Since California implemented Assembly Bill 60 last January, an estimated 605,000 driver’s licenses were issued to undocumented immigrants in the Golden State, with 400,000 of these licenses issued during the first six months of 2015.
Immigrant rights groups and traffic safety experts have hailed the law because, they say, it means more drivers will be properly trained, licensed and more likely to have car insurance.
"We believe that this new law increases safety on California roads by putting licensed drivers behind the steering wheel," Artemio Armenta, a spokesman for the California Department of Motor Vehicles, told the Los Angeles Times.
But some have complained that under the bill, many applicants have had to wait longer to get an appointment. And even with an appointment, they have to wait in long lines.
Before the law was implemented, the California DMV hired 1,000 temporary employees, opened four additional processing centers and extended hours of operation to include Saturdays.
“It certainly overloads the system,” Ann Coil, Santa Ana Tea Party Patriots coordinator, told the Orange County Register recently. “And, again, we’re giving priority to people who aren’t citizens.”
The licenses have “federal limits apply” printed on them – meaning that federal officials and law enforcement officers in other states are not required to accept them as a valid form of identification.
The legislation, which was authored by Assemblyman Luis Alejo, was signed into law by Gov. Jerry Brown in 2013.
The bill was part of a host of immigration-related pieces of legislation that have recently become law in California. In August, Brown signed a bill outlawing the use of the word "alien" within California's labor code, one that permits noncitizen high school students to serve as election poll workers and one that protects immigrant minors in civil lawsuits.
California, which at 22 percent has the nation's largest percentage of undocumented immigrants eligible for driver's licenses, is one of 12 states in the U.S. to allow them to obtain licenses.

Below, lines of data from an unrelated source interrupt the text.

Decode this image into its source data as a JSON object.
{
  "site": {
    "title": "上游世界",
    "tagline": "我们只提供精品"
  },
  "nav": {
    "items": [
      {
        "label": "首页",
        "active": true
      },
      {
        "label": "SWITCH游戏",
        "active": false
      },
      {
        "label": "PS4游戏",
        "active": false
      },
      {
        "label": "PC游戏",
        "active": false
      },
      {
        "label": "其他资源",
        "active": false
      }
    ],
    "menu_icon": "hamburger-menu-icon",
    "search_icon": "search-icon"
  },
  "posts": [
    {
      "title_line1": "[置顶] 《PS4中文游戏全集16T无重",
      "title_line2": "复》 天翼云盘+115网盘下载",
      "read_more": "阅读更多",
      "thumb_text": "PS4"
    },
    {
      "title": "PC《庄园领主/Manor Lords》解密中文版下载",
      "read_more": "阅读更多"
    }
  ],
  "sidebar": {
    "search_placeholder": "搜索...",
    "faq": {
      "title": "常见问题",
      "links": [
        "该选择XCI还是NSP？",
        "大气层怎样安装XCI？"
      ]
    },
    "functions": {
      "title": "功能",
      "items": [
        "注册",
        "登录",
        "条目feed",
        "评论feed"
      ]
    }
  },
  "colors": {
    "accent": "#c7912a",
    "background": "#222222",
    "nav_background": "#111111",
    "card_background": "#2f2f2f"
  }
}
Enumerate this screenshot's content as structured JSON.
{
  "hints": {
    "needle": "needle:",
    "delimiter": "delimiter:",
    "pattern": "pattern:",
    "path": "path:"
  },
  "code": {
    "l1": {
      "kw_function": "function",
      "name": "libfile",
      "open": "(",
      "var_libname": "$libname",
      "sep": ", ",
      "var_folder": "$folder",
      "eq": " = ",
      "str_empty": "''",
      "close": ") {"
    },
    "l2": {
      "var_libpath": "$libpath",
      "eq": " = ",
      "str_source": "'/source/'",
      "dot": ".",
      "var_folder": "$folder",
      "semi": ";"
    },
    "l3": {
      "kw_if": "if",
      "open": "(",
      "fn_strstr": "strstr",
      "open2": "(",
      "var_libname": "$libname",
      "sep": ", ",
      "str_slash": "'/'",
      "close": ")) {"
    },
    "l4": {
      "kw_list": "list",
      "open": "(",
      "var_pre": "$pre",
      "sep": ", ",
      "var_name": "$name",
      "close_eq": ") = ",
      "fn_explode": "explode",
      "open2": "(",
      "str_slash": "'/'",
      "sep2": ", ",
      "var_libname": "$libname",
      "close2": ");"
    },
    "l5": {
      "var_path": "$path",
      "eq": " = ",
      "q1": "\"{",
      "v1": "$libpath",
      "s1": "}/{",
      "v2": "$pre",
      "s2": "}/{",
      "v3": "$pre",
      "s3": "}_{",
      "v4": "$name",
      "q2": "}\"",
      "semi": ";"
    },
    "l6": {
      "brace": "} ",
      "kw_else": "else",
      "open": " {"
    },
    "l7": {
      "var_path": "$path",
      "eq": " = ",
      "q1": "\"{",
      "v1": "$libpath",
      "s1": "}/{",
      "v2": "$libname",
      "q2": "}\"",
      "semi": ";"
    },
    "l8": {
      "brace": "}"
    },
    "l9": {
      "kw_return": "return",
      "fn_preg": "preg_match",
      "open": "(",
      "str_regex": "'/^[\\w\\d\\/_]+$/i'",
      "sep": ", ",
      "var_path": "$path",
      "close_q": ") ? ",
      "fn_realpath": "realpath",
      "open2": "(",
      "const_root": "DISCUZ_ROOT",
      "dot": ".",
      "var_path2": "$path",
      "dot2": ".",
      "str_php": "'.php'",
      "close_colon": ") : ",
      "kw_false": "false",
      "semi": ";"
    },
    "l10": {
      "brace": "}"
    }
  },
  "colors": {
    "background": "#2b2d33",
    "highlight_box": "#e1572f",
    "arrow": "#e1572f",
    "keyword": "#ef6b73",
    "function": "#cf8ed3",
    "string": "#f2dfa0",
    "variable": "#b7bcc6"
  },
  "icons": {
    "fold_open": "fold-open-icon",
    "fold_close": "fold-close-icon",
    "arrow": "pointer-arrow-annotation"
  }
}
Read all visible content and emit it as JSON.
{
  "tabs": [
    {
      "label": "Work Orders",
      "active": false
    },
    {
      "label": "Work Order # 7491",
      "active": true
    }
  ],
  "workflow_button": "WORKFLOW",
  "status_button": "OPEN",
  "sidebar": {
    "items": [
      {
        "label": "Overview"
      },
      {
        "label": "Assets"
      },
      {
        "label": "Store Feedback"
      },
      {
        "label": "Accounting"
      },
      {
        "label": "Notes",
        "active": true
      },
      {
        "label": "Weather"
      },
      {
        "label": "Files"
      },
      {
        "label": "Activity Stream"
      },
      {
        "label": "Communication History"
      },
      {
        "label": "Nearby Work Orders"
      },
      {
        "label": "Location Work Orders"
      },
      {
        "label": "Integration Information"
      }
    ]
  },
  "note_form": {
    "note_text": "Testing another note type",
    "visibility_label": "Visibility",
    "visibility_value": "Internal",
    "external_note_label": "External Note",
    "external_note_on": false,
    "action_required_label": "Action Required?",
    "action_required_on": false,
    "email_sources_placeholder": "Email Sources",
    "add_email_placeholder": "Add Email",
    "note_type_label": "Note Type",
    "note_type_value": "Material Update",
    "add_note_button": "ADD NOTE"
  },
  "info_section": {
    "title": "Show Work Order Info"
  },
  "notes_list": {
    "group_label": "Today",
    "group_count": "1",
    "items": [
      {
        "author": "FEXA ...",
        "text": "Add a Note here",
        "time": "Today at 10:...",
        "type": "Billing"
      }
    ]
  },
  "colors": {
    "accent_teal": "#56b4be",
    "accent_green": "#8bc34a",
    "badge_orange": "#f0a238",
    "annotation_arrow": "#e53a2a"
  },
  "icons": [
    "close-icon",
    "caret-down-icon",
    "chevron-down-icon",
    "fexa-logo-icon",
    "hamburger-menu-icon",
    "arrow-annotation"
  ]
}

Groups like Preparándonos para las Licencias, or Preparing Ourselves for Licenses, have been helping undocumented immigrants learn how to obtain a driver’s license and get over the fear of going to the DMV.
"Community members have become very helpful toward each other, to the point where the person who gets their license is willing to help another person by either lending them their car or driving them to the DMV to take their test," said Erika Paz, who created the Preparándonos para las Licencias Facebook group.